Provided data below:

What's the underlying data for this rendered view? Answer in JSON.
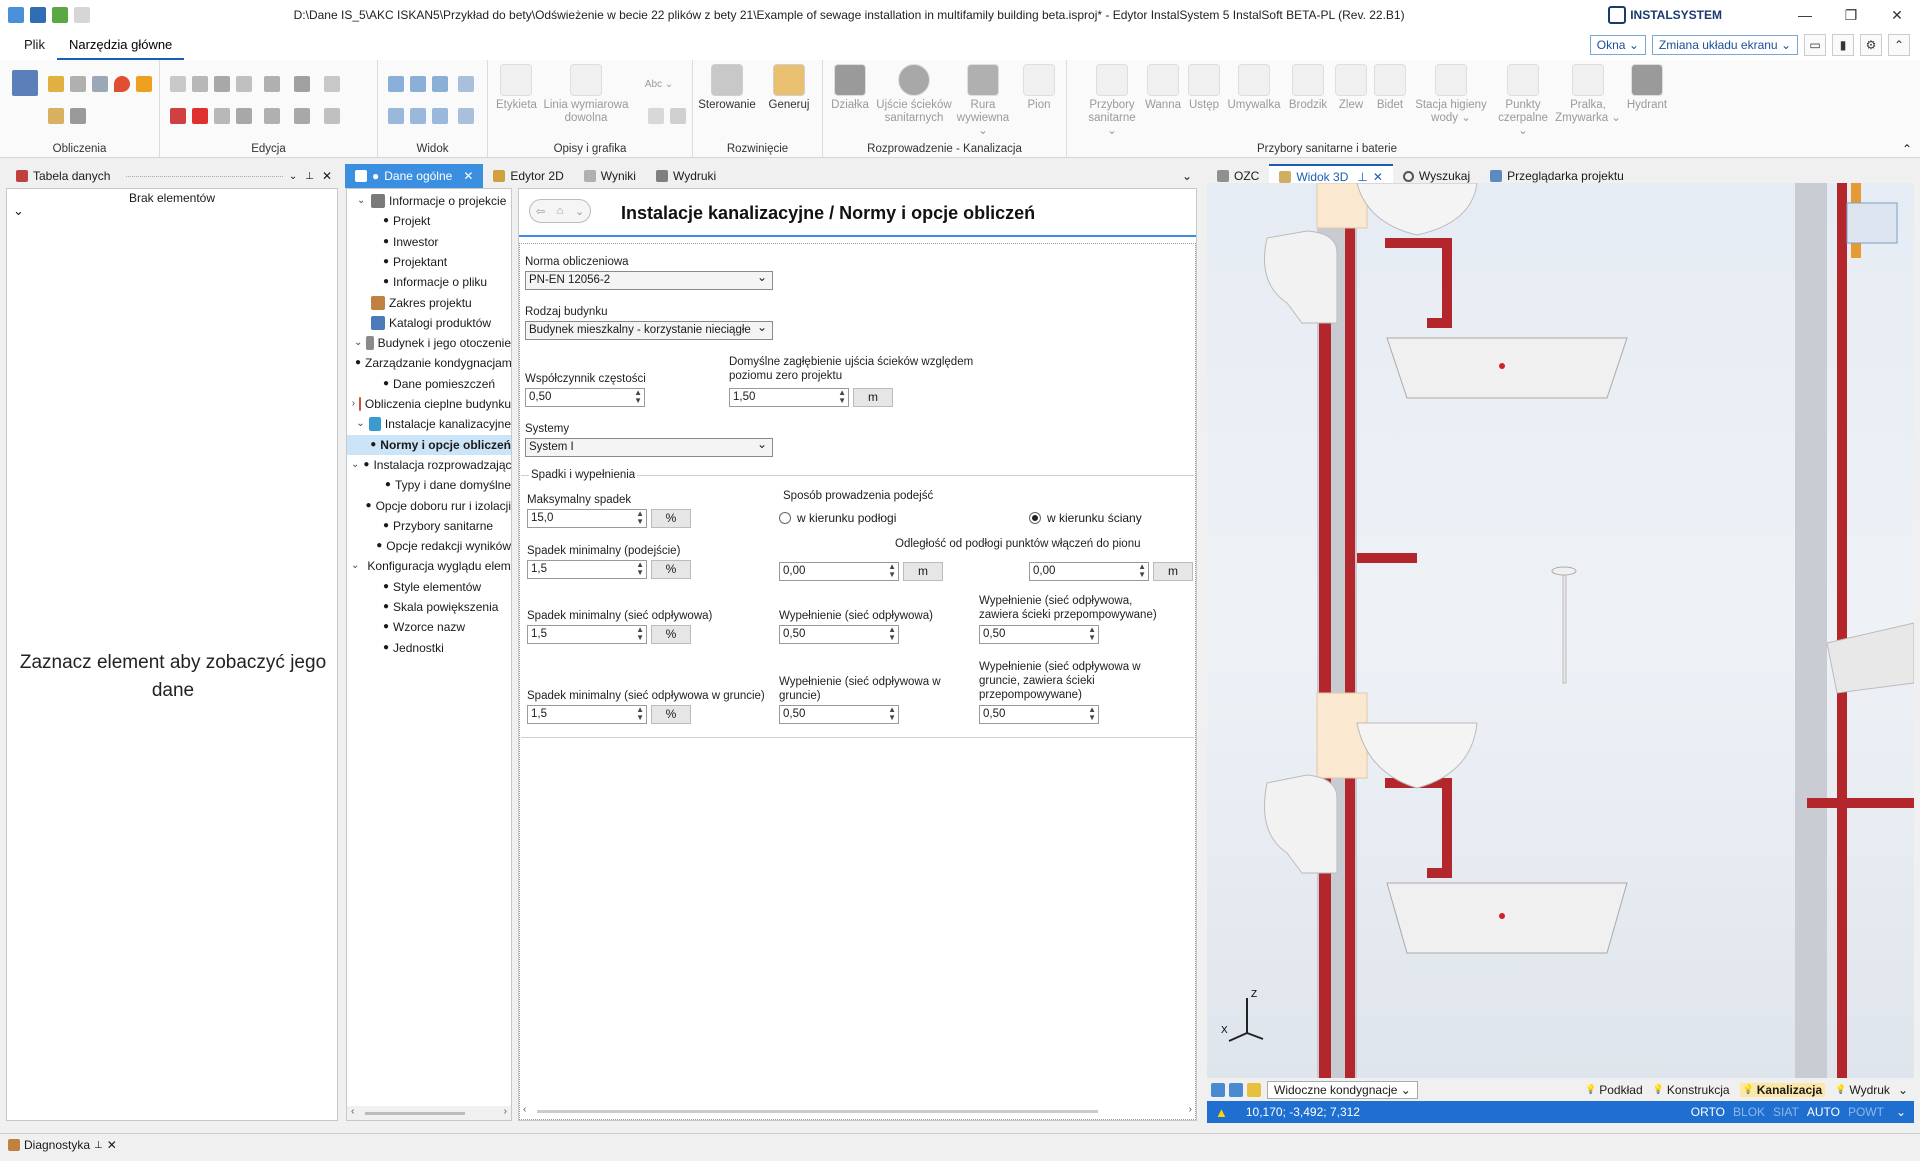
{
  "window": {
    "title": "D:\\Dane IS_5\\AKC ISKAN5\\Przykład do bety\\Odświeżenie w becie 22 plików z bety 21\\Example of sewage installation in multifamily building beta.isproj* - Edytor InstalSystem 5 InstalSoft BETA-PL (Rev. 22.B1)",
    "logo_text": "INSTALSYSTEM",
    "minimize": "—",
    "restore": "❐",
    "close": "✕"
  },
  "menu": {
    "tabs": [
      "Plik",
      "Narzędzia główne"
    ],
    "active_tab": "Narzędzia główne",
    "okna_label": "Okna",
    "layout_label": "Zmiana układu ekranu",
    "collapse_arrow": "⌃"
  },
  "ribbon": {
    "groups": {
      "obliczenia": "Obliczenia",
      "edycja": "Edycja",
      "widok": "Widok",
      "opisy": "Opisy i grafika",
      "rozwiniecie": "Rozwinięcie",
      "rozprowadzenie": "Rozprowadzenie - Kanalizacja",
      "przybory": "Przybory sanitarne i baterie"
    },
    "buttons": {
      "etykieta": "Etykieta",
      "linia": "Linia wymiarowa dowolna",
      "abc": "Abc",
      "sterowanie": "Sterowanie",
      "generuj": "Generuj",
      "dzialka": "Działka",
      "ujscie": "Ujście ścieków sanitarnych",
      "rura": "Rura wywiewna",
      "pion": "Pion",
      "przybory_san": "Przybory sanitarne",
      "wanna": "Wanna",
      "ustep": "Ustęp",
      "umywalka": "Umywalka",
      "brodzik": "Brodzik",
      "zlew": "Zlew",
      "bidet": "Bidet",
      "stacja": "Stacja higieny wody",
      "punkty": "Punkty czerpalne",
      "pralka": "Pralka, Zmywarka",
      "hydrant": "Hydrant"
    }
  },
  "left_panel": {
    "tab": "Tabela danych",
    "header": "Brak elementów",
    "chevron": "⌄",
    "placeholder": "Zaznacz element aby zobaczyć jego dane"
  },
  "doc_tabs": [
    "Dane ogólne",
    "Edytor 2D",
    "Wyniki",
    "Wydruki"
  ],
  "doc_tab_bullet": "●",
  "tree": [
    {
      "label": "Informacje o projekcie",
      "level": 0,
      "expander": "⌄"
    },
    {
      "label": "Projekt",
      "level": 1
    },
    {
      "label": "Inwestor",
      "level": 1
    },
    {
      "label": "Projektant",
      "level": 1
    },
    {
      "label": "Informacje o pliku",
      "level": 1
    },
    {
      "label": "Zakres projektu",
      "level": 0
    },
    {
      "label": "Katalogi produktów",
      "level": 0
    },
    {
      "label": "Budynek i jego otoczenie",
      "level": 0,
      "expander": "⌄"
    },
    {
      "label": "Zarządzanie kondygnacjami",
      "level": 1
    },
    {
      "label": "Dane pomieszczeń",
      "level": 1
    },
    {
      "label": "Obliczenia cieplne budynku",
      "level": 0,
      "expander": "›"
    },
    {
      "label": "Instalacje kanalizacyjne",
      "level": 0,
      "expander": "⌄"
    },
    {
      "label": "Normy i opcje obliczeń",
      "level": 1,
      "selected": true
    },
    {
      "label": "Instalacja rozprowadzająca",
      "level": 1,
      "expander": "⌄"
    },
    {
      "label": "Typy i dane domyślne",
      "level": 2
    },
    {
      "label": "Opcje doboru rur i izolacji",
      "level": 1
    },
    {
      "label": "Przybory sanitarne",
      "level": 1
    },
    {
      "label": "Opcje redakcji wyników",
      "level": 1
    },
    {
      "label": "Konfiguracja wyglądu elementów",
      "level": 0,
      "expander": "⌄"
    },
    {
      "label": "Style elementów",
      "level": 1
    },
    {
      "label": "Skala powiększenia",
      "level": 1
    },
    {
      "label": "Wzorce nazw",
      "level": 1
    },
    {
      "label": "Jednostki",
      "level": 1
    }
  ],
  "form": {
    "title": "Instalacje kanalizacyjne / Normy i opcje obliczeń",
    "norma_label": "Norma obliczeniowa",
    "norma_value": "PN-EN 12056-2",
    "budynek_label": "Rodzaj budynku",
    "budynek_value": "Budynek mieszkalny - korzystanie nieciągłe",
    "wsp_label": "Współczynnik częstości",
    "wsp_value": "0,50",
    "zaglebienie_label": "Domyślne zagłębienie ujścia ścieków względem poziomu zero projektu",
    "zaglebienie_value": "1,50",
    "systemy_label": "Systemy",
    "systemy_value": "System I",
    "spadki_section": "Spadki i wypełnienia",
    "max_spadek_label": "Maksymalny spadek",
    "max_spadek_value": "15,0",
    "sposob_label": "Sposób prowadzenia podejść",
    "radio_podlogi": "w kierunku podłogi",
    "radio_sciany": "w kierunku ściany",
    "spadek_podejscie_label": "Spadek minimalny (podejście)",
    "spadek_podejscie_value": "1,5",
    "odleglosc_label": "Odległość od podłogi punktów włączeń do pionu",
    "odleglosc_1": "0,00",
    "odleglosc_2": "0,00",
    "spadek_odplywowa_label": "Spadek minimalny (sieć odpływowa)",
    "spadek_odplywowa_value": "1,5",
    "wyp_odplywowa_label": "Wypełnienie (sieć odpływowa)",
    "wyp_odplywowa_value": "0,50",
    "wyp_przepomp_label": "Wypełnienie (sieć odpływowa, zawiera ścieki przepompowywane)",
    "wyp_przepomp_value": "0,50",
    "spadek_grunt_label": "Spadek minimalny (sieć odpływowa w gruncie)",
    "spadek_grunt_value": "1,5",
    "wyp_grunt_label": "Wypełnienie (sieć odpływowa w gruncie)",
    "wyp_grunt_value": "0,50",
    "wyp_grunt_przepomp_label": "Wypełnienie (sieć odpływowa w gruncie, zawiera ścieki przepompowywane)",
    "wyp_grunt_przepomp_value": "0,50",
    "unit_m": "m",
    "unit_pct": "%"
  },
  "right_tabs": [
    "OZC",
    "Widok 3D",
    "Wyszukaj",
    "Przeglądarka projektu"
  ],
  "view3d": {
    "visible_storeys": "Widoczne kondygnacje",
    "layers": [
      "Podkład",
      "Konstrukcja",
      "Kanalizacja",
      "Wydruk"
    ],
    "active_layer": "Kanalizacja",
    "coords": "10,170; -3,492; 7,312",
    "status_flags": [
      "ORTO",
      "BLOK",
      "SIAT",
      "AUTO",
      "POWT"
    ],
    "active_flags": [
      "ORTO",
      "AUTO"
    ],
    "axis_z": "Z",
    "axis_x": "X"
  },
  "bottom": {
    "diagnostyka": "Diagnostyka"
  },
  "colors": {
    "accent": "#3b8fe0",
    "status_blue": "#1f6fd0",
    "pipe_red": "#b3262b"
  }
}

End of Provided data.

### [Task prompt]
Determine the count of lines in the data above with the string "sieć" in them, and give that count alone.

### [Written response]
6